30th January 2004, 14:21
What kind of care is required with an iaito? Cleaning, etc... Just curious, I only started practicing iaido 4 monthes ago, for future reference. Seeing as the blade is a zinc/aluminum alloy does it need the same care as would a shinken?

Diane Mirro
30th January 2004, 14:46
Generally, wiping it down with a soft cloth--old cotton T-shirt or such--and then coating it with a VERY THIN layer of oil--pure mineral or the traditional choji oil from Japan are fine, as are a selection of others listed in previous threads on the subject. Do this after every time you practice, and you are less likely to "feel the burn" of the blade chafing your left hand on noto or batto. It will also provide a light coating for the inside of the saya, making these movements smoother. And it is a good habit to develop for that long-off day when you start working with a shinken...

Two big DO NOTS:

DO NOT use uchiko on nonsteel blades. Uchiko is the giant red or white Tootsie-pop looking thingy (sorry folks, it's Friday AM and I'm giddy) that comes in most sword cleaning kits. It is a cloth-covered bag of the powdered remnants of sword polishing stones. This powder is a mild abrasive and will remove the finish from your alloy iaito.

DO NOT use too much oil. It will gunk up the inside of your saya, resulting in wood rot, mold, decay, infections, and all sorts of nasty critters creeping out of the koiguchi when you are not looking. (Okay, I exaggerate a tad.) In reality, the blade of the iaito does not need to be oiled at all--we do it for ease of batto and noto.

Steel swords need to be oiled on a regular basis (and especially after every usage) or they will start to corrode or rust. Not everyone uses the uchiko on them, but I (and many of us sentimentalists) do: powder the sword, wipe off with a soft cloth, put on a light coat of oil. Again, not too much or the saya will suffer and the blade will be no better off. Also, regularly pound the saya koiguchi-side down on the floor (NOT concrete, of course!) to remove any accumulated wood shavings or splinters--these will congregate at the kojiri end of the saya and plot to kick the blade out, if you are not careful...

Iron Chef
30th January 2004, 16:15
Originally posted by Diane Mirro
....
DO NOT use uchiko on nonsteel blades. Uchiko is the giant red or white Tootsie-pop looking thingy (sorry folks, it's Friday AM and I'm giddy) that comes in most sword cleaning kits. It is a cloth-covered bag of the powdered remnants of sword polishing stones. This powder is a mild abrasive and will remove the finish from your alloy iaito....

Everything you wrote is correct.

FWIW, Suzuki Sensei taught us and other Japanese teachers I have been told teach to use uchiko on Iaito.

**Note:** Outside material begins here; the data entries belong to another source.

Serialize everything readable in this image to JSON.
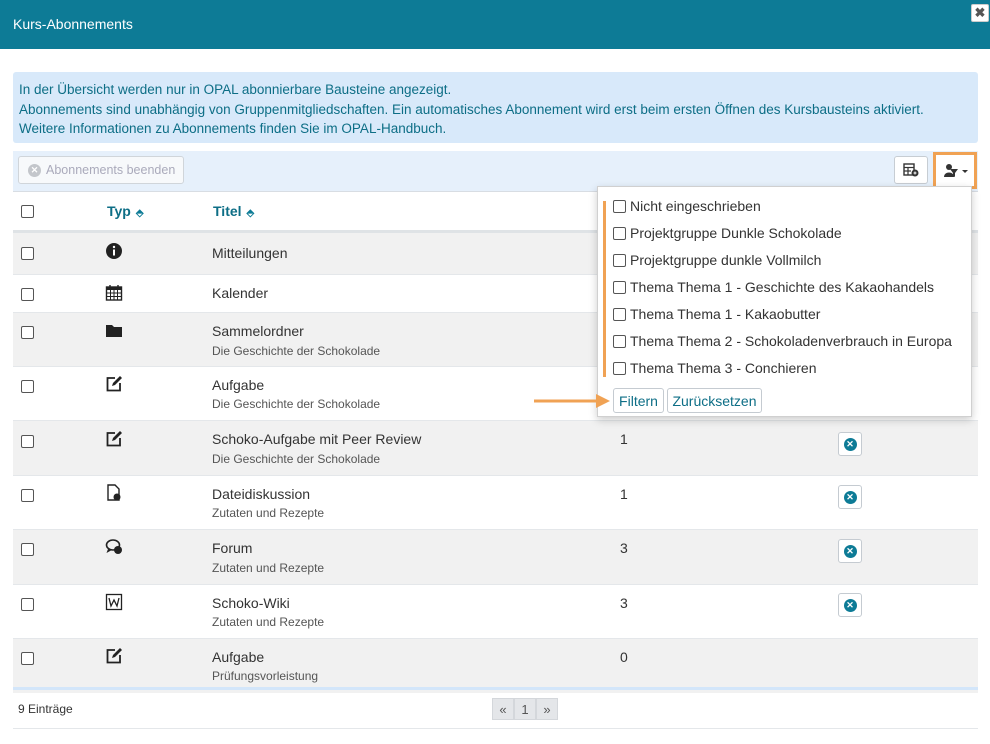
{
  "dialog": {
    "title": "Kurs-Abonnements"
  },
  "info": {
    "line1": "In der Übersicht werden nur in OPAL abonnierbare Bausteine angezeigt.",
    "line2": "Abonnements sind unabhängig von Gruppenmitgliedschaften. Ein automatisches Abonnement wird erst beim ersten Öffnen des Kursbausteins aktiviert.",
    "line3": "Weitere Informationen zu Abonnements finden Sie im OPAL-Handbuch."
  },
  "toolbar": {
    "end_label": "Abonnements beenden"
  },
  "table": {
    "headers": {
      "typ": "Typ",
      "titel": "Titel"
    },
    "rows": [
      {
        "icon": "info-icon",
        "title": "Mitteilungen",
        "sub": "",
        "num": "",
        "unsub": false
      },
      {
        "icon": "calendar-icon",
        "title": "Kalender",
        "sub": "",
        "num": "",
        "unsub": false
      },
      {
        "icon": "folder-icon",
        "title": "Sammelordner",
        "sub": "Die Geschichte der Schokolade",
        "num": "",
        "unsub": false
      },
      {
        "icon": "edit-icon",
        "title": "Aufgabe",
        "sub": "Die Geschichte der Schokolade",
        "num": "",
        "unsub": false
      },
      {
        "icon": "edit-icon",
        "title": "Schoko-Aufgabe mit Peer Review",
        "sub": "Die Geschichte der Schokolade",
        "num": "1",
        "unsub": true
      },
      {
        "icon": "file-discussion-icon",
        "title": "Dateidiskussion",
        "sub": "Zutaten und Rezepte",
        "num": "1",
        "unsub": true
      },
      {
        "icon": "forum-icon",
        "title": "Forum",
        "sub": "Zutaten und Rezepte",
        "num": "3",
        "unsub": true
      },
      {
        "icon": "wiki-icon",
        "title": "Schoko-Wiki",
        "sub": "Zutaten und Rezepte",
        "num": "3",
        "unsub": true
      },
      {
        "icon": "edit-icon",
        "title": "Aufgabe",
        "sub": "Prüfungsvorleistung",
        "num": "0",
        "unsub": false
      }
    ]
  },
  "footer": {
    "count": "9 Einträge",
    "pager": {
      "prev": "«",
      "page": "1",
      "next": "»"
    }
  },
  "filter_menu": {
    "options": [
      "Nicht eingeschrieben",
      "Projektgruppe Dunkle Schokolade",
      "Projektgruppe dunkle Vollmilch",
      "Thema Thema 1 - Geschichte des Kakaohandels",
      "Thema Thema 1 - Kakaobutter",
      "Thema Thema 2 - Schokoladenverbrauch in Europa",
      "Thema Thema 3 - Conchieren"
    ],
    "filter_label": "Filtern",
    "reset_label": "Zurücksetzen"
  },
  "colors": {
    "header": "#0d7b96",
    "info_bg": "#d8e9fa",
    "highlight": "#f0a254"
  }
}
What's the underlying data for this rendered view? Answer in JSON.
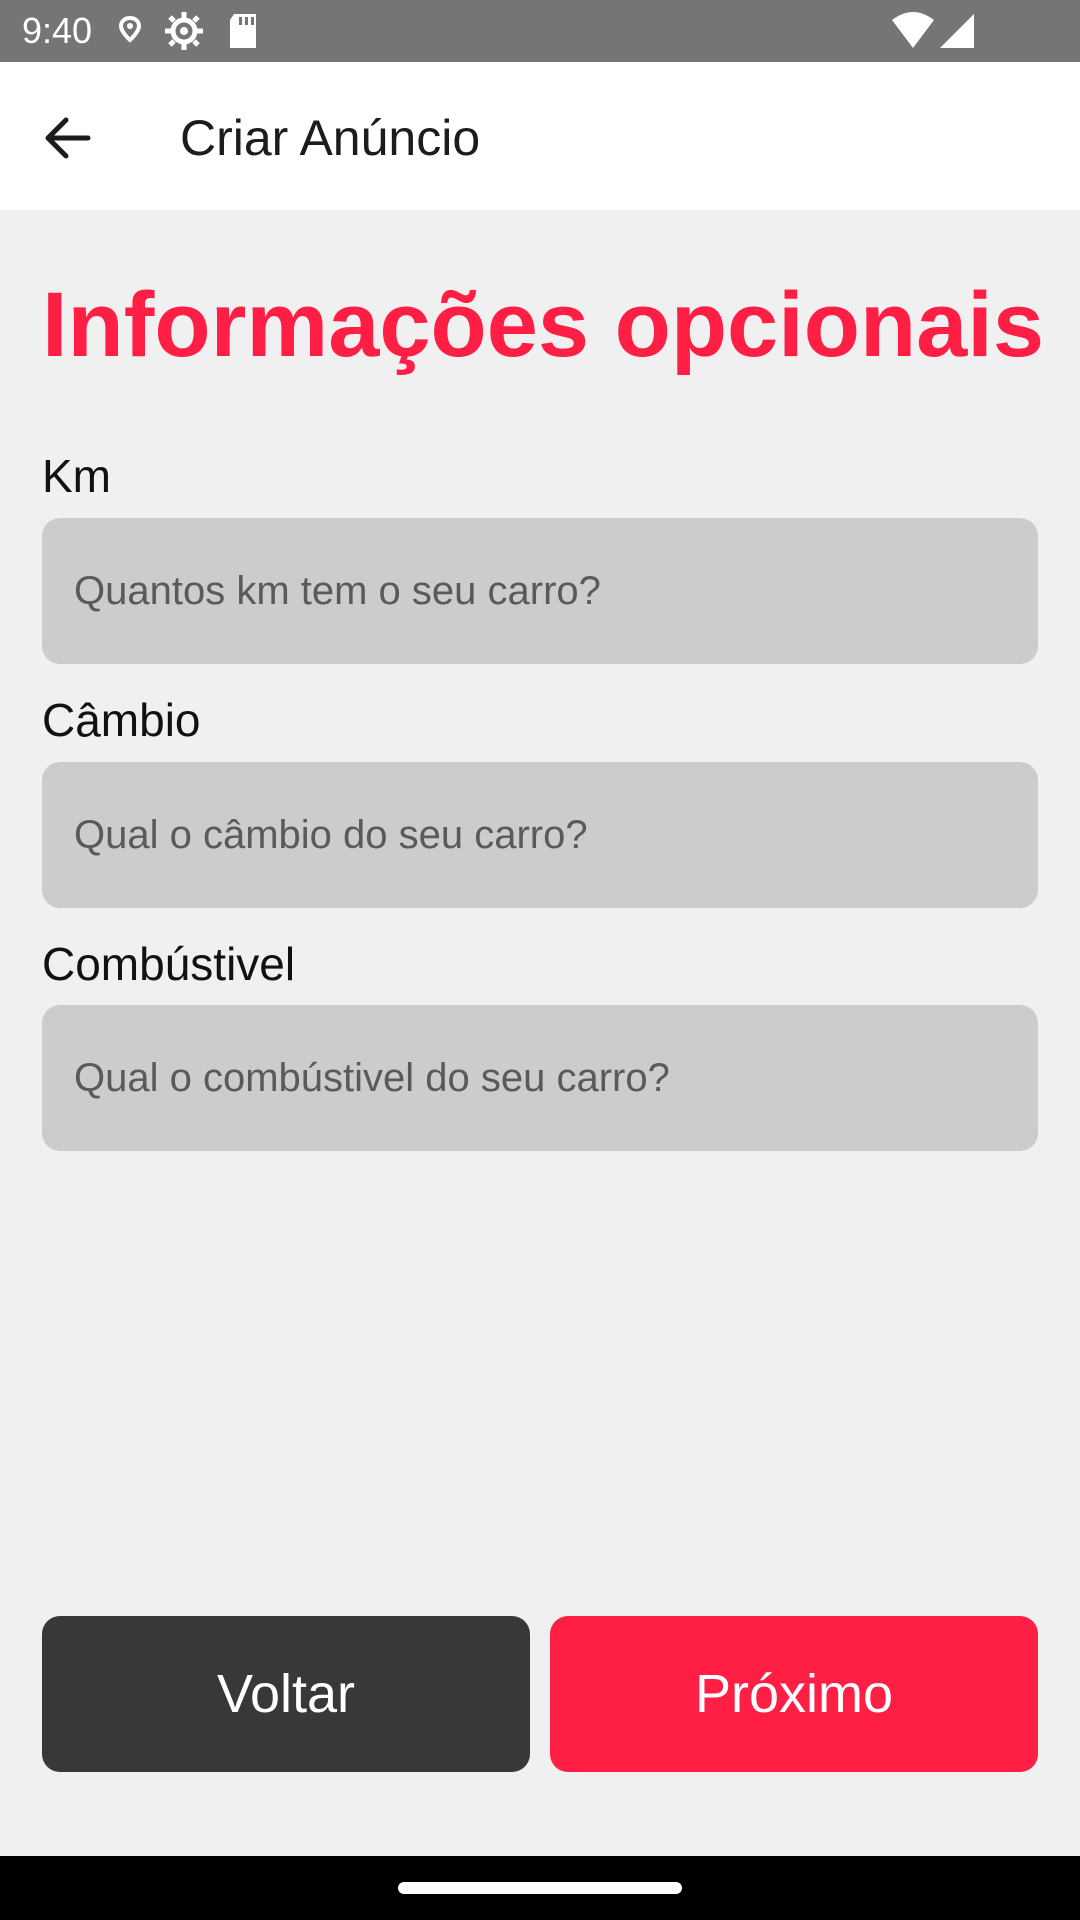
{
  "status_bar": {
    "time": "9:40",
    "icons_left": [
      "location-icon",
      "settings-icon",
      "sd-card-icon"
    ],
    "icons_right": [
      "wifi-icon",
      "signal-icon"
    ]
  },
  "app_bar": {
    "back_icon": "back-arrow-icon",
    "title": "Criar Anúncio"
  },
  "page": {
    "heading": "Informações opcionais",
    "accent_color": "#ff1f44"
  },
  "form": {
    "km": {
      "label": "Km",
      "placeholder": "Quantos km tem o seu carro?",
      "value": ""
    },
    "cambio": {
      "label": "Câmbio",
      "placeholder": "Qual o câmbio do seu carro?",
      "value": ""
    },
    "combustivel": {
      "label": "Combústivel",
      "placeholder": "Qual o combústivel do seu carro?",
      "value": ""
    }
  },
  "actions": {
    "back_label": "Voltar",
    "next_label": "Próximo",
    "back_color": "#383838",
    "next_color": "#ff1f44"
  }
}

I assume it is because he views an Iaito as a tool to be used in order to learn how to operate a steel sword. So maybe using uchiko is OK in this regard. Maybe the other reason is that old Senseis just don't understand the differences between alloy and steel and don't know better. I'm not sure and I am not going to make that any judgementent calls in that regard. We use Uchiko on Iaito because Sensei says so but it will scratch the skin. But maybe everything is geared toward learning to use a real sword one day.

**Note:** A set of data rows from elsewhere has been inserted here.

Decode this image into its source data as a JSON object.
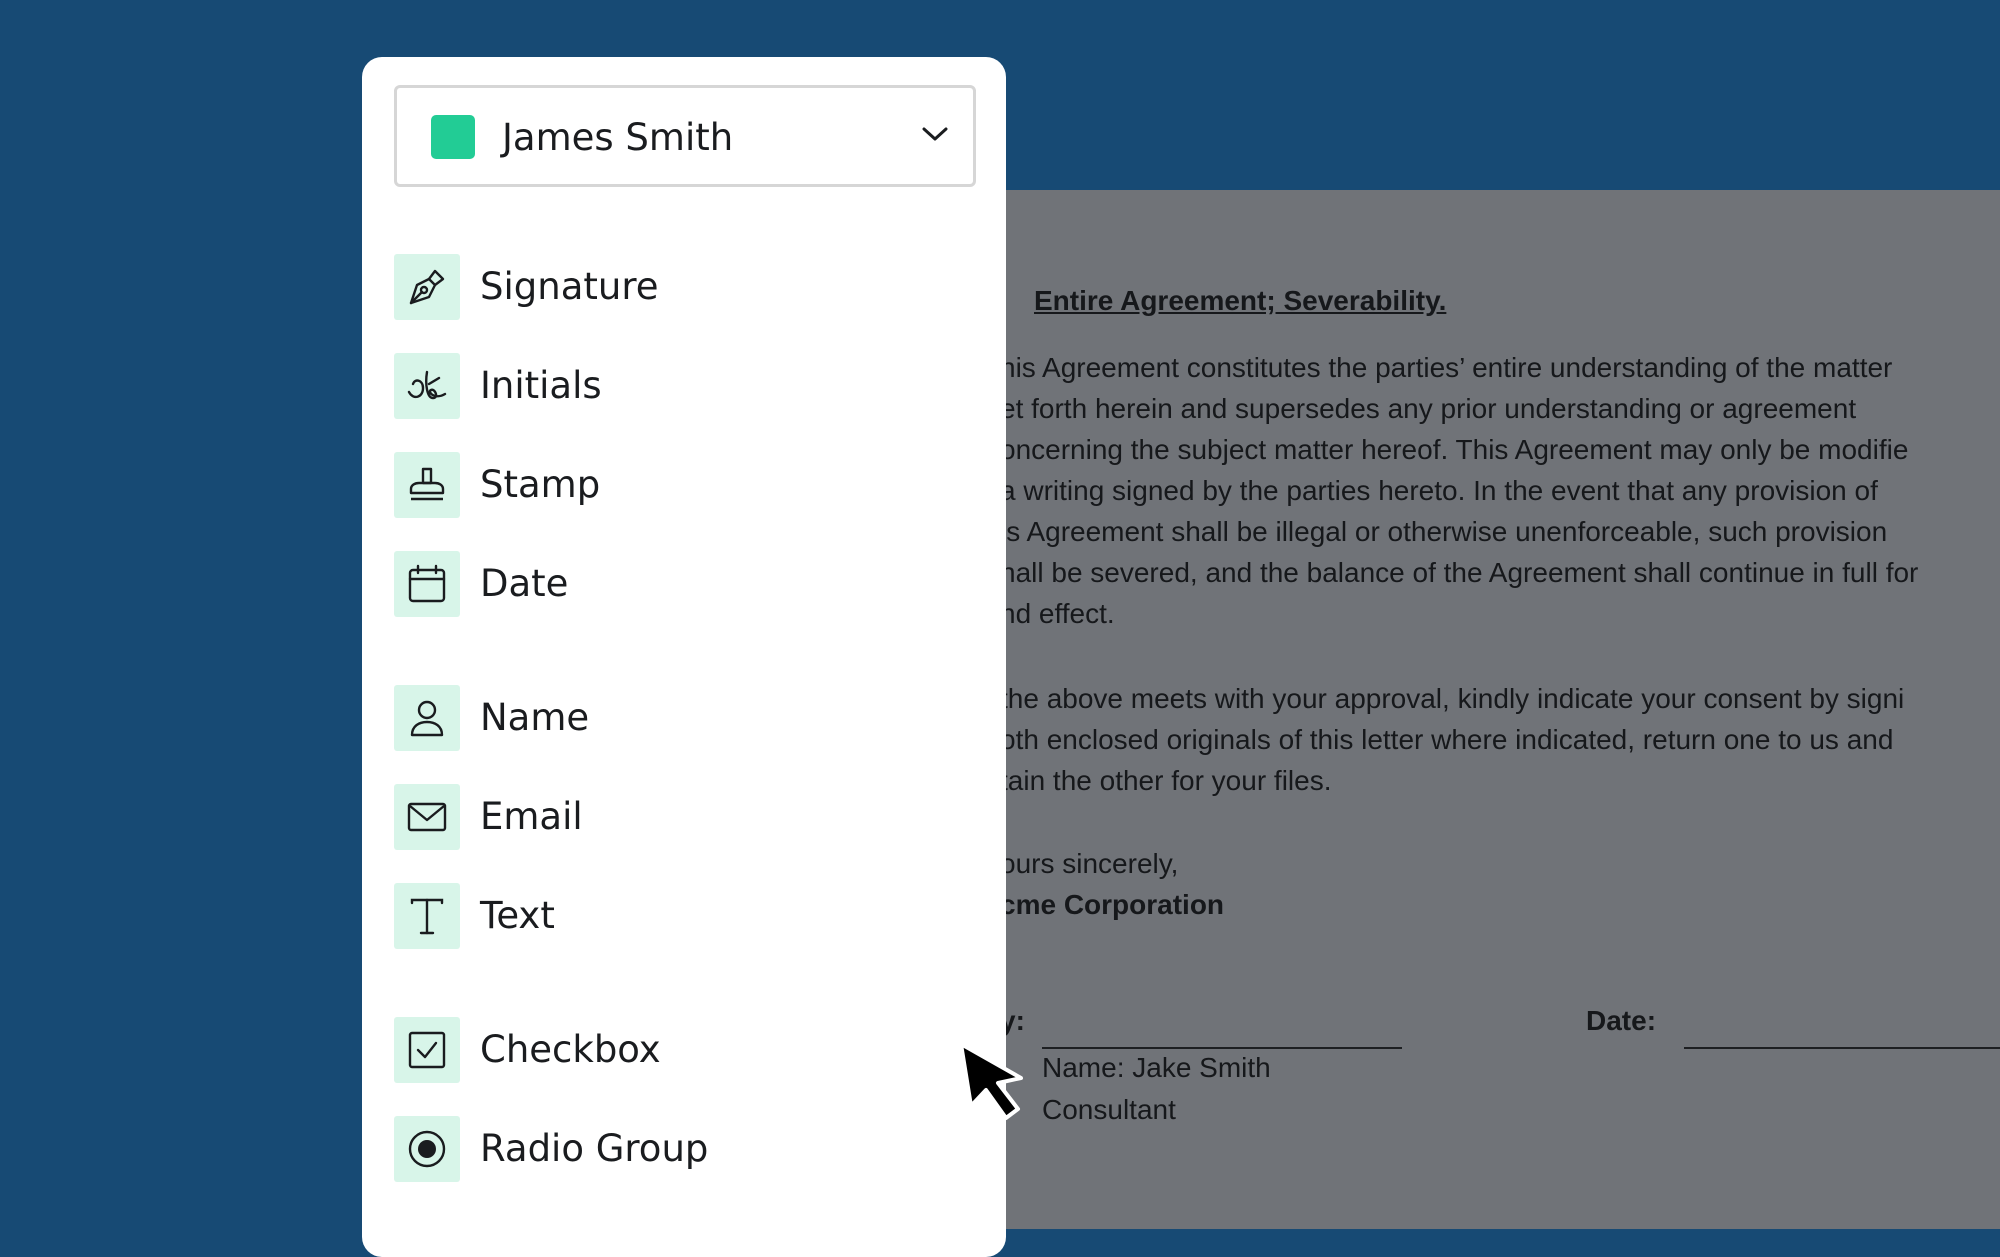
{
  "recipient": {
    "name": "James Smith",
    "color": "#22cc95"
  },
  "fields": [
    {
      "label": "Signature",
      "icon": "pen-nib-icon"
    },
    {
      "label": "Initials",
      "icon": "initials-scribble-icon"
    },
    {
      "label": "Stamp",
      "icon": "stamp-icon"
    },
    {
      "label": "Date",
      "icon": "calendar-icon"
    },
    {
      "label": "Name",
      "icon": "person-icon"
    },
    {
      "label": "Email",
      "icon": "envelope-icon"
    },
    {
      "label": "Text",
      "icon": "text-t-icon"
    },
    {
      "label": "Checkbox",
      "icon": "checkbox-icon"
    },
    {
      "label": "Radio Group",
      "icon": "radio-icon"
    }
  ],
  "document": {
    "section_number": "",
    "section_title": "Entire Agreement; Severability.",
    "paragraph1": [
      "his Agreement constitutes the  parties’ entire understanding of the matter",
      "et forth herein and supersedes any prior understanding or agreement",
      "oncerning the subject matter hereof. This Agreement may only be modifie",
      " a writing signed by the parties hereto. In the event that any provision of",
      "is Agreement shall be illegal or otherwise unenforceable, such provision",
      "hall be severed, and the balance of the Agreement shall continue in full for",
      "nd effect."
    ],
    "paragraph2": [
      " the above meets with your approval, kindly indicate your consent by signi",
      "oth enclosed originals of this letter where indicated, return one to us and",
      "tain the other for your files."
    ],
    "closing": "ours sincerely,",
    "company": "cme Corporation",
    "by_label": "y:",
    "date_label": "Date:",
    "signer_name": "Name: Jake Smith",
    "signer_title": "Consultant"
  },
  "colors": {
    "background": "#174a74",
    "document_overlay": "#707378",
    "icon_tile": "#d8f5e9"
  }
}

The only purpose to this post is to warn you that you may be instructed to use Uchiko on your Iaito by your sensei. If you are then I would do what he says. Otherwise if sword care is not part of your class then I would listen to everything Dr. Mirro says.

Have a good weekend.

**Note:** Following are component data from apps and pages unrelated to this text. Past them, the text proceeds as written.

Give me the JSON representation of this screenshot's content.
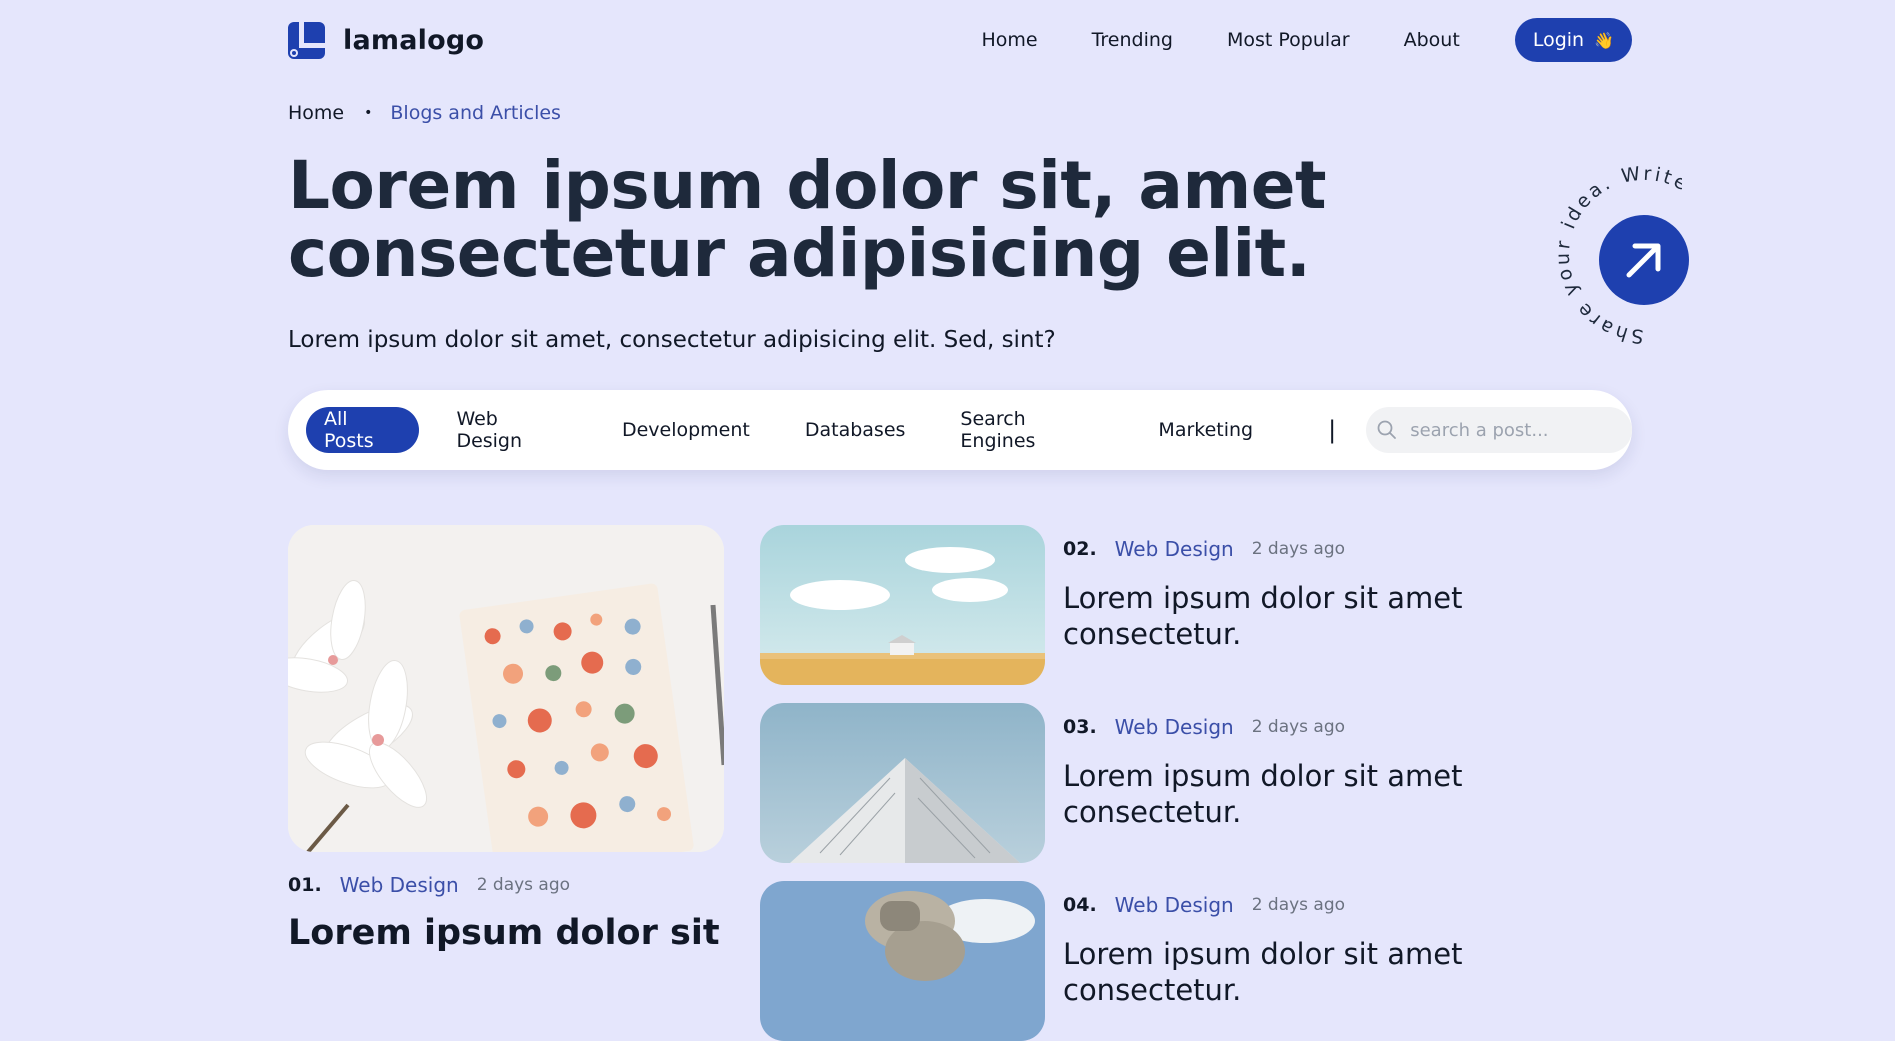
{
  "header": {
    "logo_text": "lamalogo",
    "nav": [
      "Home",
      "Trending",
      "Most Popular",
      "About"
    ],
    "login_label": "Login",
    "login_emoji": "👋"
  },
  "breadcrumb": {
    "home": "Home",
    "separator": "•",
    "current": "Blogs and Articles"
  },
  "hero": {
    "title": "Lorem ipsum dolor sit, amet consectetur adipisicing elit.",
    "subtitle": "Lorem ipsum dolor sit amet, consectetur adipisicing elit. Sed, sint?",
    "share_circle_text": "Share your idea. Write your story.",
    "share_icon": "arrow-up-right-icon"
  },
  "filters": {
    "chips": [
      "All Posts",
      "Web Design",
      "Development",
      "Databases",
      "Search Engines",
      "Marketing"
    ],
    "active": "All Posts",
    "separator": "|",
    "search_placeholder": "search a post...",
    "search_icon": "search-icon"
  },
  "posts": [
    {
      "num": "01.",
      "category": "Web Design",
      "time": "2 days ago",
      "title": "Lorem ipsum dolor sit"
    },
    {
      "num": "02.",
      "category": "Web Design",
      "time": "2 days ago",
      "title": "Lorem ipsum dolor sit amet consectetur."
    },
    {
      "num": "03.",
      "category": "Web Design",
      "time": "2 days ago",
      "title": "Lorem ipsum dolor sit amet consectetur."
    },
    {
      "num": "04.",
      "category": "Web Design",
      "time": "2 days ago",
      "title": "Lorem ipsum dolor sit amet consectetur."
    }
  ],
  "colors": {
    "background": "#e5e6fc",
    "accent": "#1e40af",
    "link": "#3b4fa8",
    "text": "#1e293b"
  }
}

eonblue
2nd February 2004, 02:24
Thanks for the info guys. I'll ask my sensei his views on caring for iaitos after the next class.. just had a thought and couldn't wait over the weekend for answer (I'd probably forget it).